What is friendship now?
Friendship is a funny old thing, especially how it changes over the years. When you’re younger and at school you see your friends all day, every day, and they are so much more important than anyone else in your life. You can’t even imagine a time when those people won’t be your whole world.
For some people that friendship carries on right into adulthood and through parenthood. But for most of us it falls by the wayside, as we move away, get married, have children, and change.
I started thinking about friendship recently, when two old friends from my bar-tending days in Nice, back in the summer of 1998, came over for a night out in London with me.
Although we’re all on social media a lot, and so know what’s going on with each other’s lives, I hadn’t seen one of them for over 3 years, and the other one I see maybe 3 times a year.
Despite this we had a great night, and picked up from the olden days of working in expat bars on the French Riviera until 3am, and going out drinking until long after the sun had come up. It was really lovely to know that the friendship of our early twenties, when we were footloose and fancy-free, has translated itself to a (slightly) more mature, but still fun, late thirties version, taking into consideration the 8 children we have between us!
After they left, I sat with my hangover and pondered friendships I’ve had over the years and where I’m at now.
Whilst I had some good friends at school I lost touch with most of them when I went to university, and then moved to France. With the advent of social media, and Facebook in particular, I am back in touch with many old school friends. Even if I don’t meet up with these people it’s always nice to see what they are up to. Some of them have also given me amazing support with this blog, and Franglaise Cooking, as well as sponsoring me in my Sport Relief Honkopoly challenge back in February.
I was lucky enough to have made some fab uni friends who, 20 years later, I’m still good friends with and who I still meet up with frequently. Our husbands/wives know each other, our kids are friends with each other. Despite the distance we have managed to come together yearly, to have a weekend all together, just catching up, eating, drinking, talking, drinking some more, talking some more, and just revelling in our lovely, comfortable friendship.
Not nice friends. Nice Friends. Friends I made when I moved to Nice, France. I lived in the Nice region from the age of 22 to 34, which was a period of such transition – I arrived as a fresh graduate and left as a married mum. So my friends whilst I was there reflect that – I have expat friends who I met when working in an expat bar in the old town of Nice, I have French friends who I made through work, through my first French boyfriend, through Hubs or neighbours. I have friends of all ages and all nationalities from this period of my life. Friends who have seen me through dating, relationships, break-ups, a wedding and then a marriage, a miscarriage, a pregnancy, a birth, L’s early years, house buying, house selling, setting up a business, closing down a business, and massive life-changing decisions.

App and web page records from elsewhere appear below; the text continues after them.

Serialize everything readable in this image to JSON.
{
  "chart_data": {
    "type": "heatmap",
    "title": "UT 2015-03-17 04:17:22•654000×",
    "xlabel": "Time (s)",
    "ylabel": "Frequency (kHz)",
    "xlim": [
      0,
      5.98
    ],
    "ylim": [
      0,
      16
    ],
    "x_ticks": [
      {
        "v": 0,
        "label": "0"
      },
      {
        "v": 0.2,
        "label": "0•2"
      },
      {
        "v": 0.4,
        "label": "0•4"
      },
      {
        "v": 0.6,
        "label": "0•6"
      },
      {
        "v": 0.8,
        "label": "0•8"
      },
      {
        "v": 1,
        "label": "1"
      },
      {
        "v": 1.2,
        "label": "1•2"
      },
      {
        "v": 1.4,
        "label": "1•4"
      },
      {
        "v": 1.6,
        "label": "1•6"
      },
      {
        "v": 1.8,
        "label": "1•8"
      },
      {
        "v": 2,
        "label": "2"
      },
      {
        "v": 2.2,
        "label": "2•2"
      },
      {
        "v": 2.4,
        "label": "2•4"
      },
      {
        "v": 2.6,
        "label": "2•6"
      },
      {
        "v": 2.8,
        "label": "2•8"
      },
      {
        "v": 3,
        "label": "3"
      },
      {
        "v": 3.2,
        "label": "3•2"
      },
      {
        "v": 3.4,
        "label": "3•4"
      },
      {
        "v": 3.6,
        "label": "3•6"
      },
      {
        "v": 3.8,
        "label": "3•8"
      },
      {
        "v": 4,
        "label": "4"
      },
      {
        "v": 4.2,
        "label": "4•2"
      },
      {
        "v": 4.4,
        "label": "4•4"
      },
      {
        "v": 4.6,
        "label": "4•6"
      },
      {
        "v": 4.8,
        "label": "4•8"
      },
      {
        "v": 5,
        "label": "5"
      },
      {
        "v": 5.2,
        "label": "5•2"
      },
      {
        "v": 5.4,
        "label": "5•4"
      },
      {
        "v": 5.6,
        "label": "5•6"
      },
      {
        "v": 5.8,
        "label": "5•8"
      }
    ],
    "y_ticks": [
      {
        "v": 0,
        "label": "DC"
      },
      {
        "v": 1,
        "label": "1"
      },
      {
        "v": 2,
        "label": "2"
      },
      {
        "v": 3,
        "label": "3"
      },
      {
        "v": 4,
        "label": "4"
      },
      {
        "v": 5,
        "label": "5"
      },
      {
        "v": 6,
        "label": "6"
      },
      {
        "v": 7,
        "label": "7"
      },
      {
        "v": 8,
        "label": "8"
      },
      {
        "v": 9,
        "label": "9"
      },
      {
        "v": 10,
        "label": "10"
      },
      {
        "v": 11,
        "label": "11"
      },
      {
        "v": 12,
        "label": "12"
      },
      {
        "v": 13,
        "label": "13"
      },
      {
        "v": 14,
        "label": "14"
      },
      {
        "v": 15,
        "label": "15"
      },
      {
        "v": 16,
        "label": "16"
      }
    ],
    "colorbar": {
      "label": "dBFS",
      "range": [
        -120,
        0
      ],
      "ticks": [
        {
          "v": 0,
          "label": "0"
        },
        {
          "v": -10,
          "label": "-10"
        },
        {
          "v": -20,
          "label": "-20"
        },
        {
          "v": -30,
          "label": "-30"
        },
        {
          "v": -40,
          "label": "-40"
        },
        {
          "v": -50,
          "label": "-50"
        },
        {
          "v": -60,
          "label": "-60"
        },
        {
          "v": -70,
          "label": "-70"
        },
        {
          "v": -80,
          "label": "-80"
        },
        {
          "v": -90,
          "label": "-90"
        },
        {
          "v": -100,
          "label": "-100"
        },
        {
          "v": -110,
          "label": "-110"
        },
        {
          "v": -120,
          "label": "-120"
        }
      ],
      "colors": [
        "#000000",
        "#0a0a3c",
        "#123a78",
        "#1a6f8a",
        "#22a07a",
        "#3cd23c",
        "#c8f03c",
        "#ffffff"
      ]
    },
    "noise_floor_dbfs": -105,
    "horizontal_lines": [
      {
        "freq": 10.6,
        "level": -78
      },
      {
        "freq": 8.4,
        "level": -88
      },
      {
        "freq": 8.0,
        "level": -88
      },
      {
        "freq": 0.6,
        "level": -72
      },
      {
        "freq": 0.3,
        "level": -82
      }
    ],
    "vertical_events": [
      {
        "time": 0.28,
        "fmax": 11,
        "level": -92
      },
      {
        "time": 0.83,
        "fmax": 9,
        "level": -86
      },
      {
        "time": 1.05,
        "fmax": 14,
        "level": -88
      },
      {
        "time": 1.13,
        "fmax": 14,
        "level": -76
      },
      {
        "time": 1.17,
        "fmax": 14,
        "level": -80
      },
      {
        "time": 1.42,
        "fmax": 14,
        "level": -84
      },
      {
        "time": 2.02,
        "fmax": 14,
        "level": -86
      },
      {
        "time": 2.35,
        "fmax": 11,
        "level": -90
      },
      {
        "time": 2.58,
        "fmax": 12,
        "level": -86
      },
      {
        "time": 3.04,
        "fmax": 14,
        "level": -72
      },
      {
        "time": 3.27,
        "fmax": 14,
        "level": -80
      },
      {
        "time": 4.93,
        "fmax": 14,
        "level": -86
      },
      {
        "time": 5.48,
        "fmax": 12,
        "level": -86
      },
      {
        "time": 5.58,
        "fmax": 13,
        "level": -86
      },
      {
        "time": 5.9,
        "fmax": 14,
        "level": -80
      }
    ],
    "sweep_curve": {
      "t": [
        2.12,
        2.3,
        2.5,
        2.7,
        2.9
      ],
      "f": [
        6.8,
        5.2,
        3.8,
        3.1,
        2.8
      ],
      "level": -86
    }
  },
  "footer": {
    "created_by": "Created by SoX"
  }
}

The highs and the lows. And with social media the vast majority of these global friends can be in my life every day, even if I can’t physically be with them.
I have had some interesting old jobs over the years (working for a man who worked for the Russian Mafia and was arrested for fraud, working for a self-proclaimed witch who was apparently burnt at the stake in a past life just to mention a couple), and what would work be without friends that you make there. When I first started working in London I loved the social life that came with my job, Friday lunches out and after work drinks were all the norm, not to mention camping trips away together with our families. I can remember some hilarious moments with work friends over the years, making the day-to-day so much more fun.
School mum friends
When we moved to London, L started nursery school and I discovered a new friendship, that of the school mums. School in the UK is far more sociable than school in France, with the parents regularly meeting up for coffee mornings or pub nights out, and I’m lucky enough that the mums/dads at L’s school are really lovely. And very sociable. And like wine. And partying. Need I say more?
About a year and a half ago one of our neighbours set up a neighbourhood watch group in our road, taking us from a street of Londoners who might smile good morning at each other, to a group of friends who have street parties, go to the pub for drinks together, and have our own babysitting circle. It’s wonderful to live in a big city but to know, and be friends with, your local neighbours.
Having missed out on NCT first time round when I had L in France, I decided that it was something I really wanted to do for my second pregnancy. Cue me meeting 7 wonderful women who helped me get through the early days with a (second) new baby. Despite most of our group being back at work now, we still manage to meet up (with and without kids), and to keep our friendship going.
And what about the most controversial group of friends?
Blogger and online friends
For those people who don’t blog, and don’t do social media, the idea of being friends with someone who you’ve never met, and who lives miles away, is a very strange one. For those of us who blog and who are on social media, it is the most normal, natural and wonderful thing in the world. Since starting on my blogging journey I have met the most amazing people. Brave, funny, talented, wonderful people. Friends who I see once a year, maybe more, friends I often have never met. These people know me, know (sometimes quite private) details about my life, and these people get me. Non-bloggers often ask me if the blogging world isn’t quite a lonely one. But it’s the opposite. It’s the most welcoming, friendly and open community. And sometimes those online friends become real life ones, and those are often the most solid friendships of all.
This blog post is dedicated to all my friends – online, offline, new, old – thank you for being in my life and for making it a better place 🙂